Could you write out, word for word, each line from the one containing "Read all visible content and emit it as JSON." to the last line of the data below, both included and nothing more?

(Data records for software interfaces)
------------------------------------------------

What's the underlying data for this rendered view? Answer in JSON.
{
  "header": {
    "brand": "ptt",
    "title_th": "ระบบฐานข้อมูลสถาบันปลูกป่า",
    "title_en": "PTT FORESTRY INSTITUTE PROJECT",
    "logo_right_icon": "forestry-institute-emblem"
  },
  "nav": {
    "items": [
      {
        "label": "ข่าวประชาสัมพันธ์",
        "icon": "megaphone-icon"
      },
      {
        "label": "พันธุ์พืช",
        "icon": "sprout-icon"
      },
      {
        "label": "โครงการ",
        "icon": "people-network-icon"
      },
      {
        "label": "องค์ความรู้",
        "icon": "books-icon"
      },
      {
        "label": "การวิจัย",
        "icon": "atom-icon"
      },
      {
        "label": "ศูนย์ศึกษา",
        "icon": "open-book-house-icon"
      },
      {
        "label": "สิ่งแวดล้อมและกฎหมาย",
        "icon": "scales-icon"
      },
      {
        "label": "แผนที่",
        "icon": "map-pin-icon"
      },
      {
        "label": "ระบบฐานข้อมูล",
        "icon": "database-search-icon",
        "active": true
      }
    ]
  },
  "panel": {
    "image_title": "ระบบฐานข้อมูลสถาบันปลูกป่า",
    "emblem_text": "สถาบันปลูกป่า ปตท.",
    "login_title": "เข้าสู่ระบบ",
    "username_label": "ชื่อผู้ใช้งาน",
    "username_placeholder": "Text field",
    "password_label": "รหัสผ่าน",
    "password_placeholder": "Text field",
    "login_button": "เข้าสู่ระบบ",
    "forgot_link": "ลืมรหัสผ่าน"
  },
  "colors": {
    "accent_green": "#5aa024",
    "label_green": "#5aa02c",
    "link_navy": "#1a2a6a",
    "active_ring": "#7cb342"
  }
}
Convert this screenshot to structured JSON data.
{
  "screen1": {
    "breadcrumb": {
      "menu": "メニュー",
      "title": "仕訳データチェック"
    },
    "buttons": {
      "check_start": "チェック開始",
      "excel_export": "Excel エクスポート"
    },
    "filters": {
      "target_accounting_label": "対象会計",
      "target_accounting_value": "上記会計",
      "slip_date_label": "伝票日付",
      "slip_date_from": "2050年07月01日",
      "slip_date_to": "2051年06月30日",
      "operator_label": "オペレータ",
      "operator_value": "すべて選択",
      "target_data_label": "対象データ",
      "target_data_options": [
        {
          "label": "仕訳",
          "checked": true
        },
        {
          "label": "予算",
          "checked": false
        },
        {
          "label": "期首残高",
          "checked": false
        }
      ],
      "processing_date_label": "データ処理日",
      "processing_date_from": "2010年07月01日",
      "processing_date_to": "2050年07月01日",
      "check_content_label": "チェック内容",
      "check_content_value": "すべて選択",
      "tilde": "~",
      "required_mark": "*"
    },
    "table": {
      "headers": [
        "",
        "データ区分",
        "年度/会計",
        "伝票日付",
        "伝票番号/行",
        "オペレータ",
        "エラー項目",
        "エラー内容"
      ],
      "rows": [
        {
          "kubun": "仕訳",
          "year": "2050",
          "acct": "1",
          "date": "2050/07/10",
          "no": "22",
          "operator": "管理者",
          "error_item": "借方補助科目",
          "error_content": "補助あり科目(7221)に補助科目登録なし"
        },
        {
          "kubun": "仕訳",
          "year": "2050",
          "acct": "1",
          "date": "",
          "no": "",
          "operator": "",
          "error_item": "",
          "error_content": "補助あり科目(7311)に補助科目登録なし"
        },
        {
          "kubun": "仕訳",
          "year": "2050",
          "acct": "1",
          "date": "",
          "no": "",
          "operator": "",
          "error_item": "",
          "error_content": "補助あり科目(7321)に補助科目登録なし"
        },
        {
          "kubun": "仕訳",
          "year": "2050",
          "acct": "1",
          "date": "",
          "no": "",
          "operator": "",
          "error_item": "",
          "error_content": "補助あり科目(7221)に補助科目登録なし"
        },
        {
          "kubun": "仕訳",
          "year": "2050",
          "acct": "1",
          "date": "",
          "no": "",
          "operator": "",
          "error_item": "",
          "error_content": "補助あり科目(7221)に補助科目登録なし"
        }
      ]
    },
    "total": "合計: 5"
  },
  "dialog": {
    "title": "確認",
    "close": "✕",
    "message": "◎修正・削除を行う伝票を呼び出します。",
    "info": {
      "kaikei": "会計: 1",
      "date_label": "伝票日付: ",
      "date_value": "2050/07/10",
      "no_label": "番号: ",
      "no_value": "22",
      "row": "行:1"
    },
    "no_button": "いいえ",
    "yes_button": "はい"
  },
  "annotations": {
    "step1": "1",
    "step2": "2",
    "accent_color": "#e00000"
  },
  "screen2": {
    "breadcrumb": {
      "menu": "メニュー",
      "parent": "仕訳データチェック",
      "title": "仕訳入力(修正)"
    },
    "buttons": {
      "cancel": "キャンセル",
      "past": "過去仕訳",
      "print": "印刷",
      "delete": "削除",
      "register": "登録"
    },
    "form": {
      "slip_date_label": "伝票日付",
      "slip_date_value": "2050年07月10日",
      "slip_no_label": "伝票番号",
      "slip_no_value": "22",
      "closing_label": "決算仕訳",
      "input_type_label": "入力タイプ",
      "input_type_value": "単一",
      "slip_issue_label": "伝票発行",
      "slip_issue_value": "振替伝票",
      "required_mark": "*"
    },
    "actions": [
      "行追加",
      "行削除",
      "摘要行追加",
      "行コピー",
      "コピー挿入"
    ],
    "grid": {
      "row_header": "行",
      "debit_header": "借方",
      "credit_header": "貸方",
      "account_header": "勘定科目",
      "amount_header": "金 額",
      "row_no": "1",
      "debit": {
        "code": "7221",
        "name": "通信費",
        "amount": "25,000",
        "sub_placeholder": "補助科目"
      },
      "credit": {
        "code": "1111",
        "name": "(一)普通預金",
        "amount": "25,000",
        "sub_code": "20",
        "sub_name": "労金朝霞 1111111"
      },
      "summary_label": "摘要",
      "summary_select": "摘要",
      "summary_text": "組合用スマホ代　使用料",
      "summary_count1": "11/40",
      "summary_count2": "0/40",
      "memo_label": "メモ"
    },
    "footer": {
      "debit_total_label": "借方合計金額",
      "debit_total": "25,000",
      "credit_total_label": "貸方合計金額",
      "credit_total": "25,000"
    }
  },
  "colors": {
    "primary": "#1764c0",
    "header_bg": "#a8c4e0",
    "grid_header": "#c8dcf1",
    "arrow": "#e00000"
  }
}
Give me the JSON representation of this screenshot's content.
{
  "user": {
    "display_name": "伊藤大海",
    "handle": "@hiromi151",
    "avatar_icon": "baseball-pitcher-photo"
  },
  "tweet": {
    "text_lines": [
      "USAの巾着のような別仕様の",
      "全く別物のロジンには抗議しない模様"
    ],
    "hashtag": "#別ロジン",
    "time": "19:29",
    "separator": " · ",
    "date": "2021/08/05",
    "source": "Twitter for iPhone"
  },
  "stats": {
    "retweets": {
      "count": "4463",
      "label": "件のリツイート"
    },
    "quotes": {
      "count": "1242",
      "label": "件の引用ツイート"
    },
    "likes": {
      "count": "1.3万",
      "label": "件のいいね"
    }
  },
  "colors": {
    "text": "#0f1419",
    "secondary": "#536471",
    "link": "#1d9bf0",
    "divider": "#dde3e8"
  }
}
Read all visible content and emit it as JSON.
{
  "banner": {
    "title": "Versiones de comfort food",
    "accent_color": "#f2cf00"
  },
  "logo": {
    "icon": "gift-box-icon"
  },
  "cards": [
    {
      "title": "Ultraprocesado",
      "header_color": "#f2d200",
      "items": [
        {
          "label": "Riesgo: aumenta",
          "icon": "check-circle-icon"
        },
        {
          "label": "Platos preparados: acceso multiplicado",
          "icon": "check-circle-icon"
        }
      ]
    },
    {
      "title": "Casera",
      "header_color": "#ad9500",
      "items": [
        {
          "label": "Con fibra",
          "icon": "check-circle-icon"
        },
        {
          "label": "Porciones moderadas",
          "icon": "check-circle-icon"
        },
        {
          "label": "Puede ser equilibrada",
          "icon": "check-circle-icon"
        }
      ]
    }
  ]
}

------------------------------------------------

Reply.
Read all visible content and emit it as JSON.
{
  "banner": {
    "title": "Versiones de comfort food",
    "accent_color": "#f2cf00"
  },
  "logo": {
    "icon": "gift-box-icon"
  },
  "cards": [
    {
      "title": "Ultraprocesado",
      "header_color": "#f2d200",
      "items": [
        {
          "label": "Riesgo: aumenta",
          "icon": "check-circle-icon"
        },
        {
          "label": "Platos preparados: acceso multiplicado",
          "icon": "check-circle-icon"
        }
      ]
    },
    {
      "title": "Casera",
      "header_color": "#ad9500",
      "items": [
        {
          "label": "Con fibra",
          "icon": "check-circle-icon"
        },
        {
          "label": "Porciones moderadas",
          "icon": "check-circle-icon"
        },
        {
          "label": "Puede ser equilibrada",
          "icon": "check-circle-icon"
        }
      ]
    }
  ]
}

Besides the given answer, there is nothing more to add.